Retrofitting key in UAE sustainability drive
Retrofitting will continue to play an important role in helping the UAE achieve its targets for more sustainable buildings, experts at the 21st Water, Energy, Technology and Environment Exhibition (Wetex 2019) said.
Speaking to Khaleej Times at the event, Ali Al Jassim, CEO of Etihad Energy Services Company (Etihad ESCO), highlighted the importance of retrofitting projects across both the commercial and residential sectors. In May this year, Etihad ESCO announced that the installation of photovoltaic (PV) solar panels on the roofs of 5,000 homes in Dubai. The project has a target of installing 65,000 PV panels; 295,000 LED lights; and 50,000 water savers at the villas. The retrofitting is expected to save 31,102,500kWh of energy. Scheduled to be completed by November 2019, the initiative will lead to the reduction of CO2 emissions by 21,139 tonnes annually.
"Today, Dubai has 130MW of connected residential rooftop solar," Ali Al Jassim said. "Our target is to double this figure within one year. Dubai is very unique when it comes to retrofitting projects, and the city has become a model for the industry in the region."
More recently, Etihad ESCO also announced the successful completion of Phase 1 and Phase 2 of the Jebel Ali Free Zone (Jafza) Retrofit Project. The project achieved 32.6 per cent energy savings upon completion of the measurement and verification year period. The project also recorded 17,000 tonnes of reductions in annual CO2 emissions, equivalent to removing 3,600 cars from the roads for a year. Etihad ESCO and Jafza have entered into an agreement for Phase 3 of the project, which aims to enhance energy efficiency, specifically in office buildings.
Similarly, Faris Saeed, CEO and co-founder of Diamond Developers, also shared some of the success stories at The Sustainable City. "Keeping track of the carbon footprint is a fundamental issue, as stipulated in the Paris Climate Agreement. Per capita, greenhouse gas (GHG) emissions dropped from 5.1 tonnes of CO2 to 4.1 tonnes. This is due in large part to the advanced energy technologies that we have employed and our ongoing efforts to improve results in this regard, most notably by encouraging behavioral change among residents. The coming years will see significant progress in the various indicators with the completion of energy projects that rely on the best clean solutions."
The connection of 2.46MW of solar photovoltaic power in public areas in The Sustainable City offset 87 per cent of electricity consumption in common areas.
Ian Sykes, regional director at Sensus, spoke about the importance of technology in helping the drive towards sustainability.

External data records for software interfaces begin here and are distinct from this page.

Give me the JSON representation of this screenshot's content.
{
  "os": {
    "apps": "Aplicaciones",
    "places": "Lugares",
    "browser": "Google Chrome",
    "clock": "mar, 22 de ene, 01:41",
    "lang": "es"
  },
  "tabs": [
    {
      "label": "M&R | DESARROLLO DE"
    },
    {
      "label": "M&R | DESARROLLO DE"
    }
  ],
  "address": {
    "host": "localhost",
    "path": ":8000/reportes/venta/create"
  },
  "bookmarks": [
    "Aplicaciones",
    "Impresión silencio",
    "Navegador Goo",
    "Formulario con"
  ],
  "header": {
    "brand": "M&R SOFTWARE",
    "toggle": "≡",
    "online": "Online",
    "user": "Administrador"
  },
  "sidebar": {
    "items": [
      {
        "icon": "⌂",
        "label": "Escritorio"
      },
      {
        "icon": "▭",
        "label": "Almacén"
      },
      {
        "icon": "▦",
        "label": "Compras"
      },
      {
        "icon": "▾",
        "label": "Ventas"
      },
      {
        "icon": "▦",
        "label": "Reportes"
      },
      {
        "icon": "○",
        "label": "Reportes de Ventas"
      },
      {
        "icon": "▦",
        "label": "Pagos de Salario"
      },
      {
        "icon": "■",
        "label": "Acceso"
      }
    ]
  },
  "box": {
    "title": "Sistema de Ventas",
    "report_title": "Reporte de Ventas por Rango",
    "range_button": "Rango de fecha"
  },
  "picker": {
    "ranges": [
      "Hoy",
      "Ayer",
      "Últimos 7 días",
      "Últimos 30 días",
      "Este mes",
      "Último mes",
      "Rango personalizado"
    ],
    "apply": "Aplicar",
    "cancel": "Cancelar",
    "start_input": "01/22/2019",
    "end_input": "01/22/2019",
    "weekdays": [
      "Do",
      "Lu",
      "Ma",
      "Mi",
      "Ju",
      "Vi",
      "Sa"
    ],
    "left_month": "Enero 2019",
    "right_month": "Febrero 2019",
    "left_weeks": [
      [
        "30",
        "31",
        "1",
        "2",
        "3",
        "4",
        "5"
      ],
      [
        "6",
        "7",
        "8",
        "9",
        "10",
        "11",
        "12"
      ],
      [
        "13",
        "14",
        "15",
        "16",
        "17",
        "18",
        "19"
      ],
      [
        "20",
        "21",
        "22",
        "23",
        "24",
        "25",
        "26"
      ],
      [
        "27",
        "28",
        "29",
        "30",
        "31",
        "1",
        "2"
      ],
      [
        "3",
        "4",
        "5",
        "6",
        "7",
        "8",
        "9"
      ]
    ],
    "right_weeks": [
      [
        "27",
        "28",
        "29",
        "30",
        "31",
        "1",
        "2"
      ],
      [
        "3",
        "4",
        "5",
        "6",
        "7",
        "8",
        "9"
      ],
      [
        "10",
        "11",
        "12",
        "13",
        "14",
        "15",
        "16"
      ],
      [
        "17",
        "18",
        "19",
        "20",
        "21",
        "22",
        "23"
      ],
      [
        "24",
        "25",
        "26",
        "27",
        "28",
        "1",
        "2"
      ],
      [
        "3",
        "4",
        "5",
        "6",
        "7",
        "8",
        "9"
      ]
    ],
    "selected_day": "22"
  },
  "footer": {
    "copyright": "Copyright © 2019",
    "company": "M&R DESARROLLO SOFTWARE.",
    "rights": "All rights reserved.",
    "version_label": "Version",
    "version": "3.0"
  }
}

"Globally, 1.7 trillion gallons of water are lost, costing more than $2.6 billion per year. Water consumption measurement, leakage detection, real time data analytics and better water distribution management are some of the areas where technology can definitely play a strong role in preserving one of our most scarce resources. Through smart water meters, utility networks will not only be gathering accurate data about water network and distribution systems, but also get meaningful data that can help them manage the supply chain more efficiently and make informed choices and effectively plan or intervene, wherever necessary, to resolve any issues."